The records:

○ ○ ○

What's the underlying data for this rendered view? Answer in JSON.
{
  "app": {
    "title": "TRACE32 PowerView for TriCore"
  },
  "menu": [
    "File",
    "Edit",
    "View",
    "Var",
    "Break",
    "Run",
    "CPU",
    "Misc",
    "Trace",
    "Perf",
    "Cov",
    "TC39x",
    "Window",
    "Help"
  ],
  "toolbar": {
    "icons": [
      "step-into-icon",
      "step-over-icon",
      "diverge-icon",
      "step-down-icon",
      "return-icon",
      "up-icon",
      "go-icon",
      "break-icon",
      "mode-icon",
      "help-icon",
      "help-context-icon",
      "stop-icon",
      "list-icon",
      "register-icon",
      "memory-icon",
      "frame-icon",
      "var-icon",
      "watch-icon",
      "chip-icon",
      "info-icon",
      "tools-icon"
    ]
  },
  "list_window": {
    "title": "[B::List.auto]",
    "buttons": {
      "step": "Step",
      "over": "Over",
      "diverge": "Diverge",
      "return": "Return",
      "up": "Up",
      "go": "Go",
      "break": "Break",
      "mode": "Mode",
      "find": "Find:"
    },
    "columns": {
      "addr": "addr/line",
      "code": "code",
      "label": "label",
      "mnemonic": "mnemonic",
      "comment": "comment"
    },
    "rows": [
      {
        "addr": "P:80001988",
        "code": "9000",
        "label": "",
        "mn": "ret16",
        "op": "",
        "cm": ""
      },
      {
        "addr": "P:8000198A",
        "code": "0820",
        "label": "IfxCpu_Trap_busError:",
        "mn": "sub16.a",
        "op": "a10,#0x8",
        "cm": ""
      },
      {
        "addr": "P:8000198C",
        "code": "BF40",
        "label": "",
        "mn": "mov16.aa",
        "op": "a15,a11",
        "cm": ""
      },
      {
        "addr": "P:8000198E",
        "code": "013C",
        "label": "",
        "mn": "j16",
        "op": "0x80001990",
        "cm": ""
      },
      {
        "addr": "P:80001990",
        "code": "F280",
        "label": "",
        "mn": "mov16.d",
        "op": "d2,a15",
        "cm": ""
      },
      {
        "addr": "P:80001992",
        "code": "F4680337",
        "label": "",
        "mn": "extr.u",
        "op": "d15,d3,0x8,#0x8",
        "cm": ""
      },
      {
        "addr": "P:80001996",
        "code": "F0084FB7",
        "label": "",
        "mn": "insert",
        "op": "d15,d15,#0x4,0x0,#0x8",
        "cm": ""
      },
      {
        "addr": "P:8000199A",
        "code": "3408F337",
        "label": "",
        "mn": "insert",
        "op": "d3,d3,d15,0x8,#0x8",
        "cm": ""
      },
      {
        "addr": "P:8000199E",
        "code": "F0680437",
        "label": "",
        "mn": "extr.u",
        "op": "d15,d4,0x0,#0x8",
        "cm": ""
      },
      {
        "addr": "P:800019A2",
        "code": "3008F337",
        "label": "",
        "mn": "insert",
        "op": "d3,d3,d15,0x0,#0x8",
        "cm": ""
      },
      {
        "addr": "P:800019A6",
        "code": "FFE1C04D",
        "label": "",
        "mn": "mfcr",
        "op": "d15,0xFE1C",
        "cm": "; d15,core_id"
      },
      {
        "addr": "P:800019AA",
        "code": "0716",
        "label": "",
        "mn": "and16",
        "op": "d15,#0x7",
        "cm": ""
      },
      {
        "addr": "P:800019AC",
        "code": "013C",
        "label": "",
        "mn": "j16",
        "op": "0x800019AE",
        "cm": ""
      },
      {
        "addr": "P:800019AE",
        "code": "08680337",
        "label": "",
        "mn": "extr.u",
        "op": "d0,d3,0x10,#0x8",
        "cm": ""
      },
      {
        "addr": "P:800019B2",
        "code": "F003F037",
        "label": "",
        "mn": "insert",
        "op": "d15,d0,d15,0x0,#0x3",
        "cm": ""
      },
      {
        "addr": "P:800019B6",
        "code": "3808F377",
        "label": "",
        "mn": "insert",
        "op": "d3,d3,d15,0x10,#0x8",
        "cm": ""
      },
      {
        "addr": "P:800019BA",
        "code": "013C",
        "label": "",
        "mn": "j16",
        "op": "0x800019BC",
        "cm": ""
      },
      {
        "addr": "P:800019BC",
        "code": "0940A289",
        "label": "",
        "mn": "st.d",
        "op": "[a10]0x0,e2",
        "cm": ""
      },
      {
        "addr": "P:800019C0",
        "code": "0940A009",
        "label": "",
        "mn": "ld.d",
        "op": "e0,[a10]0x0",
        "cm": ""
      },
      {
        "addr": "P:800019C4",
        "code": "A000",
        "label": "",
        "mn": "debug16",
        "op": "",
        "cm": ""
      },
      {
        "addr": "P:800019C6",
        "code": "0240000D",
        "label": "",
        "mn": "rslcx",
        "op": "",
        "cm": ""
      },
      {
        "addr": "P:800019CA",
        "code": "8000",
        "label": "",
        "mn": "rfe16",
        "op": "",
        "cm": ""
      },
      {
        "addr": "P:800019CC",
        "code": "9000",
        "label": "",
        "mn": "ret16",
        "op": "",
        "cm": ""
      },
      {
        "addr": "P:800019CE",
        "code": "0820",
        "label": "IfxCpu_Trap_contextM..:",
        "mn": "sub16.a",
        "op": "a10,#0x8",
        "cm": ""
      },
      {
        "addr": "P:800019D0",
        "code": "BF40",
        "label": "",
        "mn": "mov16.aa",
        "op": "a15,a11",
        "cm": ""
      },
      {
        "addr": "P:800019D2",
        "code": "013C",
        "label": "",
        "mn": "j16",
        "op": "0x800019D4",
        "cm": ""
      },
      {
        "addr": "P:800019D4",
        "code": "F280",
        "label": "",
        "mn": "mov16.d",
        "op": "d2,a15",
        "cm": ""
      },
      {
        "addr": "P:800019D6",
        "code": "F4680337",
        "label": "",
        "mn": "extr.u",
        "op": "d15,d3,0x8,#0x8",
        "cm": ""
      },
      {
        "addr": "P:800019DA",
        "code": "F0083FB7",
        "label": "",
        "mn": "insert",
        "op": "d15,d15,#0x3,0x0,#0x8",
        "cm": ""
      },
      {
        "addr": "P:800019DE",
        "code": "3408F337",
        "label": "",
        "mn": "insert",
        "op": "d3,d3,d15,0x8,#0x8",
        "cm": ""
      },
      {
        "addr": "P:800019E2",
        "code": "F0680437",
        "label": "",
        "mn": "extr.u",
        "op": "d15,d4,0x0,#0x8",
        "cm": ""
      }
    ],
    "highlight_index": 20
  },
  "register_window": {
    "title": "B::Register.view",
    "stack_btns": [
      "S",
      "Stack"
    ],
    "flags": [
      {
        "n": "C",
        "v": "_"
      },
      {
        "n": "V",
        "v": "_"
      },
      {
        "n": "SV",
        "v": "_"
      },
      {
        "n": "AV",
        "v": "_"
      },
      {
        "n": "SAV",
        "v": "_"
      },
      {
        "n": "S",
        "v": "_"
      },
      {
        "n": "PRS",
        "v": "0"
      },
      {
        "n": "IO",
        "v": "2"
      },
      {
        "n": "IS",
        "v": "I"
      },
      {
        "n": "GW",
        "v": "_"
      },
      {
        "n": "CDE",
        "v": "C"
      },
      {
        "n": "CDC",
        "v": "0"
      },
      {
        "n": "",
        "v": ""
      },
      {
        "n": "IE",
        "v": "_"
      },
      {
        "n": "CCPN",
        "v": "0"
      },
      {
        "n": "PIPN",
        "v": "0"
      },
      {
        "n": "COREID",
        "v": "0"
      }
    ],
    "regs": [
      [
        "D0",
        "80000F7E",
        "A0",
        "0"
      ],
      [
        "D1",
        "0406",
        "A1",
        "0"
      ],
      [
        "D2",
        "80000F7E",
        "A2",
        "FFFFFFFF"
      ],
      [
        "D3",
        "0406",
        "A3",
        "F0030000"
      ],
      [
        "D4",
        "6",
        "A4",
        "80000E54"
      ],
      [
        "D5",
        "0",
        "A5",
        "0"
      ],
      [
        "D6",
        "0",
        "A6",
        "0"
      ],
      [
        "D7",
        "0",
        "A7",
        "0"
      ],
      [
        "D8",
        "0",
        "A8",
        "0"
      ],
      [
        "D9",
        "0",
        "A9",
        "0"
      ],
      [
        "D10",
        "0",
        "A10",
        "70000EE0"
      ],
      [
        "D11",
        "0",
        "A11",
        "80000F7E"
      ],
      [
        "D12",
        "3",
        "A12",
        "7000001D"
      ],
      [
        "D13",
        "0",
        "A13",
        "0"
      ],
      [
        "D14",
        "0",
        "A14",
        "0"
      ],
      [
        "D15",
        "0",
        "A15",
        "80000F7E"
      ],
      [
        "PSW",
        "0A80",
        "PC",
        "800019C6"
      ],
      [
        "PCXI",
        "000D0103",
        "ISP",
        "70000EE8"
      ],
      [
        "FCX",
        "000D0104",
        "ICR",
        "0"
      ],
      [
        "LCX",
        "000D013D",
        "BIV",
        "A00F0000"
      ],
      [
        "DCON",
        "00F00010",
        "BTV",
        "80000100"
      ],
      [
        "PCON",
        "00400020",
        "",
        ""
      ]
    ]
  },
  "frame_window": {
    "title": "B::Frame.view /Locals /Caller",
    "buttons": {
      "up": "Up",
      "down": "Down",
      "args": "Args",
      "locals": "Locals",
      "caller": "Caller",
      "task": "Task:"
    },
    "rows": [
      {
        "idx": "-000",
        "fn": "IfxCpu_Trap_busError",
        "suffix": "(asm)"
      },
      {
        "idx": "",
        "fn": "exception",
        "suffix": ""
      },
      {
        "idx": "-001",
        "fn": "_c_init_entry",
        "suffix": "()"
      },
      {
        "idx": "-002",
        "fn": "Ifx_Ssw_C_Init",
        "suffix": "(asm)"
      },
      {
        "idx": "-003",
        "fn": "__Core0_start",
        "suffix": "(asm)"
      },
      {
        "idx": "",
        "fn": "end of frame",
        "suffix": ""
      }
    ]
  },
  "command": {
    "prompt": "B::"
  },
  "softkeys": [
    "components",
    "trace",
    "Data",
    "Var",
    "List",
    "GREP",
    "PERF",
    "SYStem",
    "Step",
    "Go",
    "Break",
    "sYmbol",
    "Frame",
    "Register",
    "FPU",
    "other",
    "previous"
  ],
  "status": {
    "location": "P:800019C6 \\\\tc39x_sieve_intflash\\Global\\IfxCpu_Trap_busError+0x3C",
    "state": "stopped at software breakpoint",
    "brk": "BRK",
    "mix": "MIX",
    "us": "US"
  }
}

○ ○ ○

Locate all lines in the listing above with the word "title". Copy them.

    "title": "TRACE32 PowerView for TriCore"
    "title": "[B::List.auto]",
    "title": "B::Register.view",
    "title": "B::Frame.view /Locals /Caller",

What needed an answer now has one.